Today’s class was mostly set-up for the final project, a photorealistic self-portrait created through erasure drawing. Erasure drawing is a subtractive technique: by removing media (charcoal in this case) with the eraser, you can create a lot of interesting effects with lights and shadows.
Drawing a photorealistic self-portrait is a daunting prospect. I’ve known this project was coming since the first day of class, and many self-portraits from previous classes hang around the studio. They are uniformly impressive. I recognize most of the artists who did these. At first, I found them encouraging: at the end of this class, I’ll be able to create something like that. Now, I’m a little intimidated. Those students had all semester to learn visual thinking. I’ve only had a month. (And what if the displayed portraits are the best ones? Selection bias is a real possibility here!)
Professor Ruby demonstrated her technique for toning the paper for this project. Using a stick of Char-Kole, one vigorously draws on the palette (a separate sheet of paper) in order to grind down the charcoal. Then, using a wad of institutional-style toilet paper, one transfers this to the sheet of paper that we’ll be drawing the portrait on. It’s very slow work getting the page dark enough for the drawing, but it’s important that it be dark enough so that there’s a range of available shades between the darkest unerased portions and the lightest highlights.
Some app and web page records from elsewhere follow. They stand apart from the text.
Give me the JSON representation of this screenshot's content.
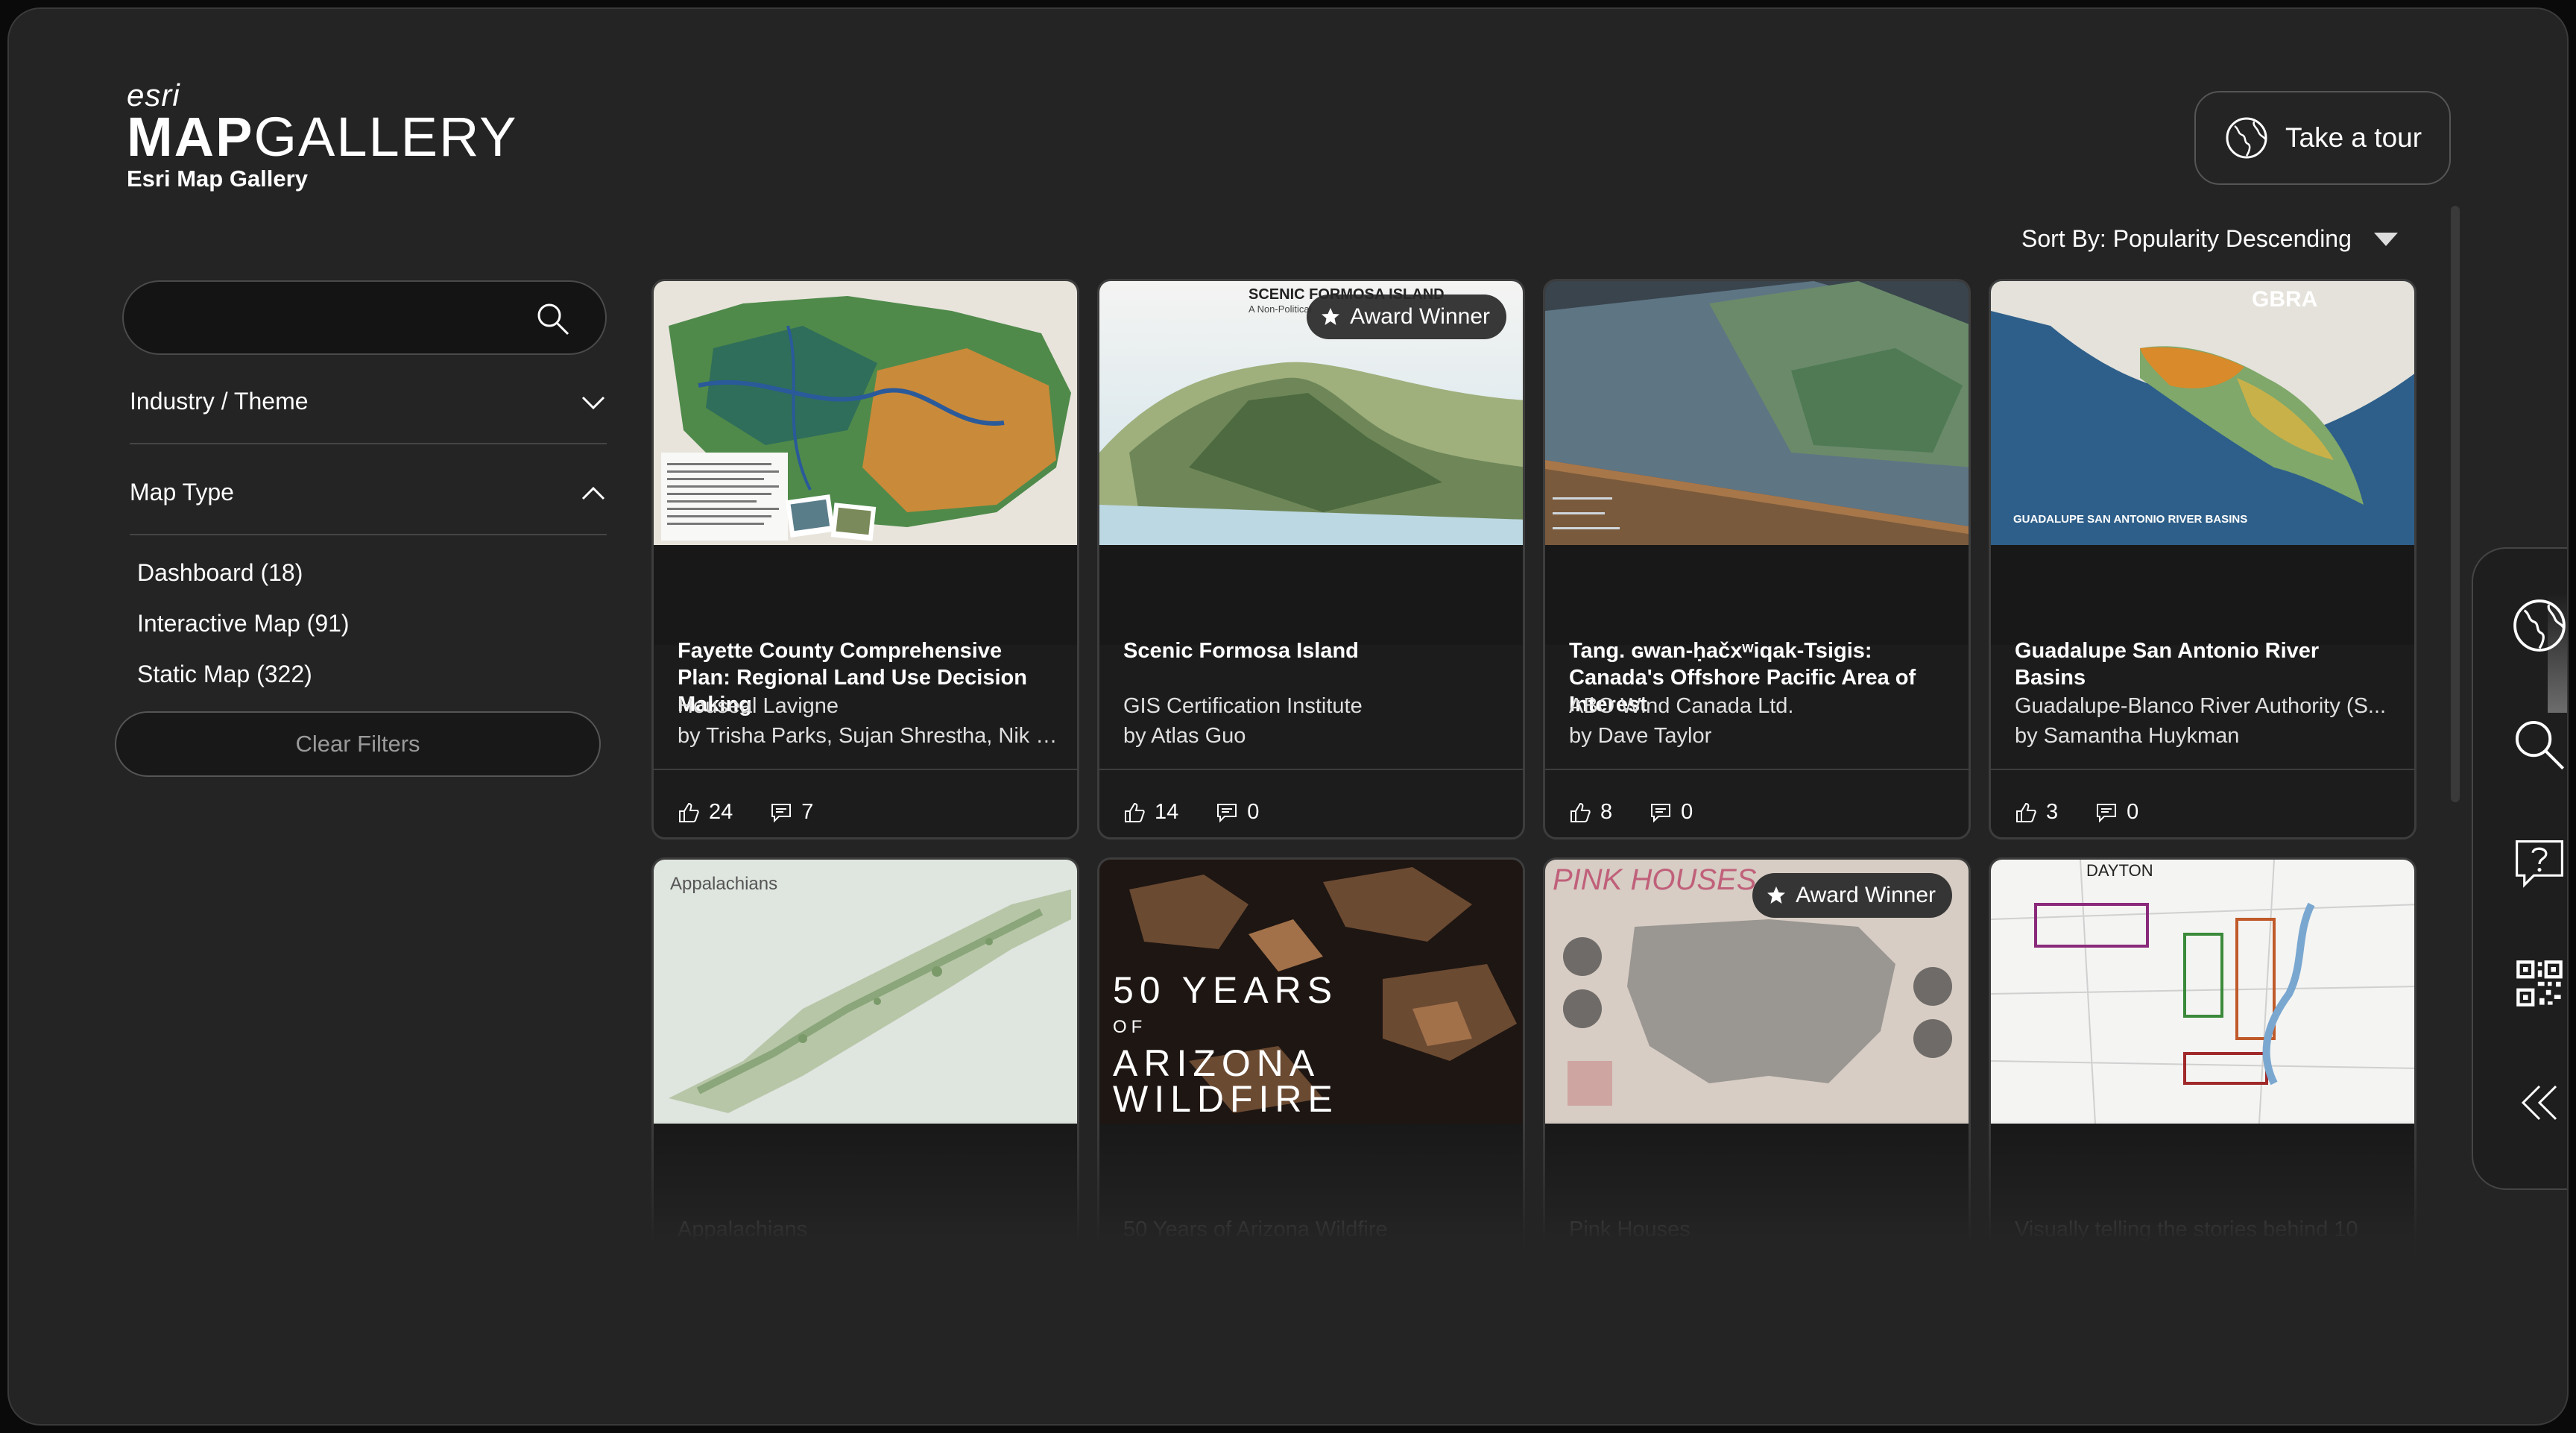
{
  "header": {
    "logo_esri": "esri",
    "logo_map": "MAP",
    "logo_gallery": "GALLERY",
    "logo_sub": "Esri Map Gallery",
    "tour_label": "Take a tour",
    "sort_label": "Sort By: Popularity Descending"
  },
  "filters": {
    "search_placeholder": "",
    "industry_label": "Industry / Theme",
    "map_type_label": "Map Type",
    "options": [
      {
        "label": "Dashboard (18)"
      },
      {
        "label": "Interactive Map (91)"
      },
      {
        "label": "Static Map (322)"
      }
    ],
    "clear_label": "Clear Filters"
  },
  "award_label": "Award Winner",
  "cards": [
    {
      "title": "Fayette County Comprehensive Plan: Regional Land Use Decision Making",
      "author": "Houseal Lavigne",
      "byline": "by Trisha Parks, Sujan Shrestha, Nik D...",
      "likes": "24",
      "comments": "7"
    },
    {
      "title": "Scenic Formosa Island",
      "author": "GIS Certification Institute",
      "byline": "by Atlas Guo",
      "likes": "14",
      "comments": "0",
      "thumb_text": "SCENIC FORMOSA ISLAND",
      "thumb_sub": "A Non-Political"
    },
    {
      "title": "Tang. ɢwan-ḥačxʷiqak-Tsigis: Canada's Offshore Pacific Area of Interest",
      "author": "ABO Wind Canada Ltd.",
      "byline": "by Dave Taylor",
      "likes": "8",
      "comments": "0"
    },
    {
      "title": "Guadalupe San Antonio River Basins",
      "author": "Guadalupe-Blanco River Authority (S...",
      "byline": "by Samantha Huykman",
      "likes": "3",
      "comments": "0",
      "thumb_text": "GBRA",
      "thumb_sub": "GUADALUPE SAN ANTONIO RIVER BASINS"
    }
  ],
  "cards_row2": [
    {
      "title": "Appalachians",
      "thumb_text": "Appalachians"
    },
    {
      "title": "50 Years of Arizona Wildfire",
      "thumb_line1": "50 YEARS",
      "thumb_line2": "OF",
      "thumb_line3": "ARIZONA",
      "thumb_line4": "WILDFIRE"
    },
    {
      "title": "Pink Houses",
      "thumb_text": "PINK HOUSES"
    },
    {
      "title": "Visually telling the stories behind 10",
      "thumb_text": "DAYTON"
    }
  ]
}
I got strangely worried about getting my page dark enough. At one point, Julia asked me how I’d gotten mine so dark, and I thought she was crazy—hers looked much darker than mine from where I was sitting. I got up, looked at my classmates’ work, and realized that we had all reached about the same shade of dark gray, but it looked darker from farther away. It’s always interesting to realize a new way that my brain and eyes are conspiring to fool me again. From then on, I’d check my paper against the finished self-portraits hanging in the studio at various points. From a distance, they all looked much darker than mine, but I realized I was getting close when I looked at them from nearby.
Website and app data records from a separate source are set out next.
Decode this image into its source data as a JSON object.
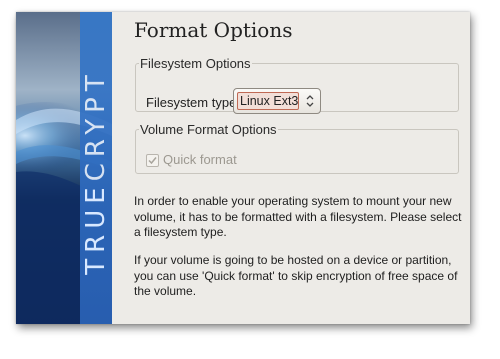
{
  "app": {
    "brand_part1": "TRUE",
    "brand_part2": "CRYPT"
  },
  "page": {
    "title": "Format Options"
  },
  "filesystem_options": {
    "legend": "Filesystem Options",
    "type_label": "Filesystem type:",
    "selected_value": "Linux Ext3"
  },
  "volume_format_options": {
    "legend": "Volume Format Options",
    "quick_format_label": "Quick format",
    "quick_format_checked": true,
    "quick_format_enabled": false
  },
  "info": {
    "paragraph1": "In order to enable your operating system to mount your new volume, it has to be formatted with a filesystem. Please select a filesystem type.",
    "paragraph2": "If your volume is going to be hosted on a device or partition, you can use 'Quick format' to skip encryption of free space of the volume."
  },
  "colors": {
    "window_bg": "#edebe7",
    "banner_blue": "#2f6cc0",
    "select_focus": "#c06a55"
  }
}
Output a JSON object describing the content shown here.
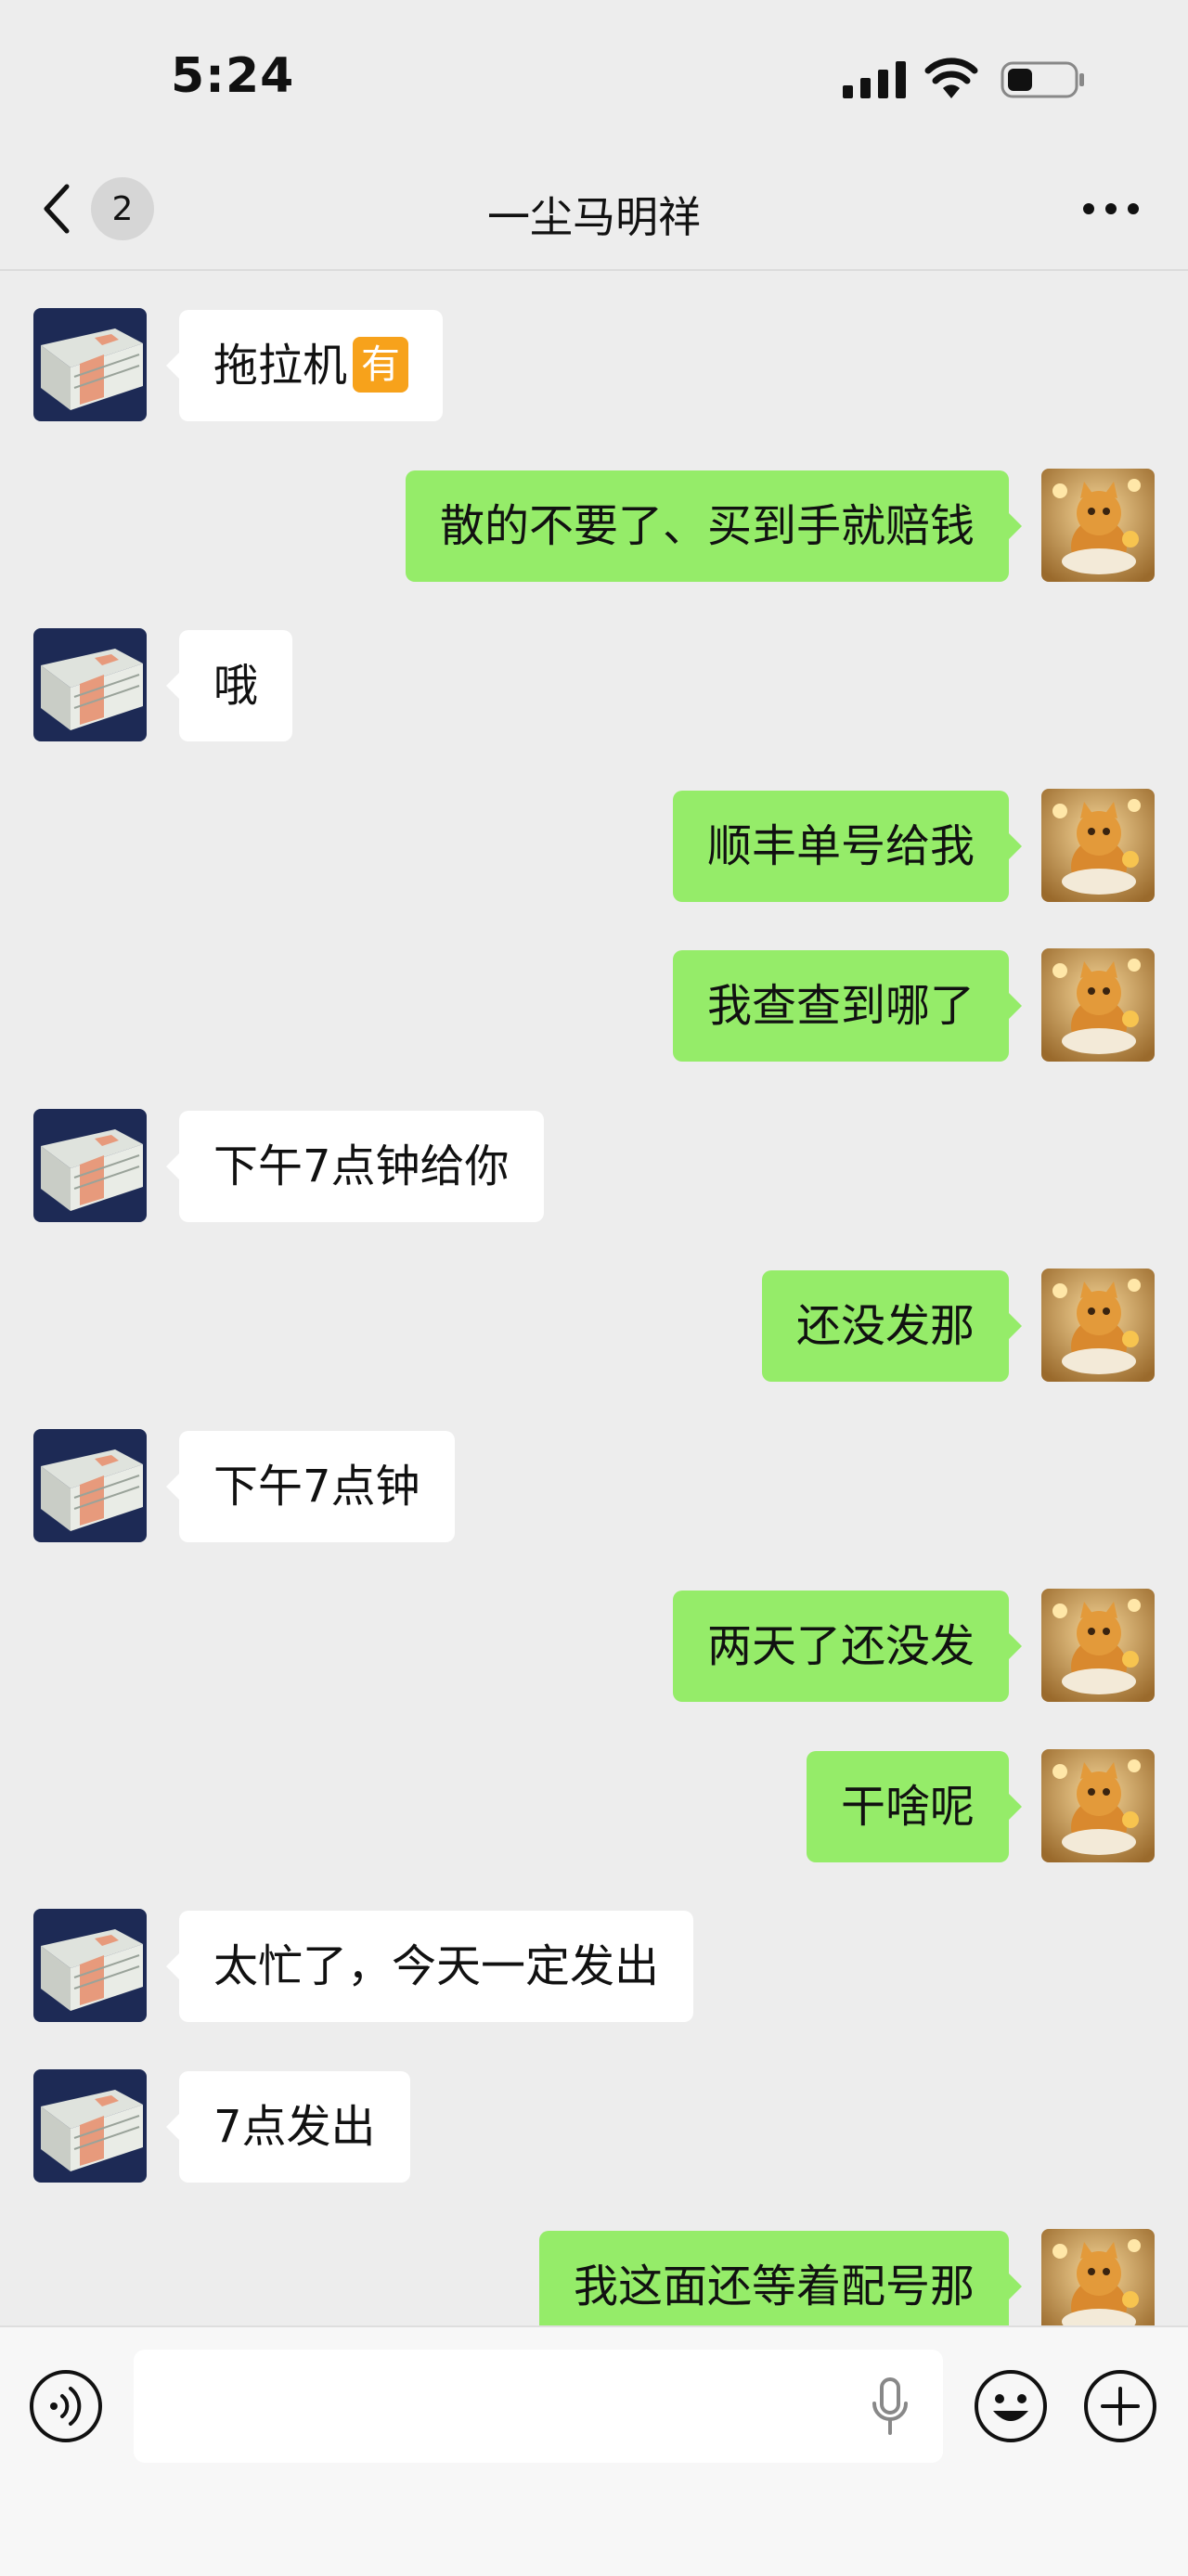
{
  "status_bar": {
    "time": "5:24",
    "icons": [
      "signal-icon",
      "wifi-icon",
      "battery-icon"
    ]
  },
  "nav": {
    "back_icon": "chevron-left-icon",
    "unread_count": "2",
    "title": "一尘马明祥",
    "more_icon": "more-dots-icon"
  },
  "messages": [
    {
      "side": "in",
      "text": "拖拉机",
      "emoji": "有"
    },
    {
      "side": "out",
      "text": "散的不要了、买到手就赔钱"
    },
    {
      "side": "in",
      "text": "哦"
    },
    {
      "side": "out",
      "text": "顺丰单号给我"
    },
    {
      "side": "out",
      "text": "我查查到哪了"
    },
    {
      "side": "in",
      "text": "下午7点钟给你"
    },
    {
      "side": "out",
      "text": "还没发那"
    },
    {
      "side": "in",
      "text": "下午7点钟"
    },
    {
      "side": "out",
      "text": "两天了还没发"
    },
    {
      "side": "out",
      "text": "干啥呢"
    },
    {
      "side": "in",
      "text": "太忙了，今天一定发出"
    },
    {
      "side": "in",
      "text": "7点发出"
    },
    {
      "side": "out",
      "text": "我这面还等着配号那"
    }
  ],
  "input_bar": {
    "icons": [
      "voice-icon",
      "microphone-icon",
      "emoji-icon",
      "plus-icon"
    ],
    "text_value": ""
  },
  "colors": {
    "background": "#ededed",
    "incoming_bubble": "#ffffff",
    "outgoing_bubble": "#95ec69",
    "emoji_badge": "#f7a21b"
  }
}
I finally developed my own technique for getting more charcoal on the paper. I would grind down the charcoal as before, but instead of using the toilet paper to apply it, I’d tip the palette onto the paper and use the toilet paper to smear it. I’m not sure if it actually did work better, but it seemed to.
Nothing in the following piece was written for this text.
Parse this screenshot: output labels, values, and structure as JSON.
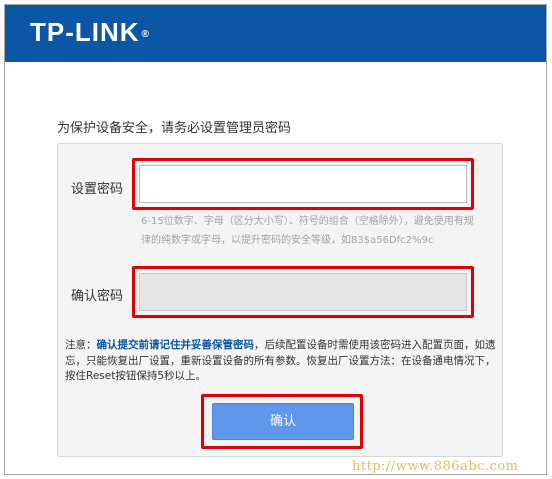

I spent about 2 hours outside of class trying to perfect my toned page. It was a little obsessive, but it was important to me to get this project off on the right foot.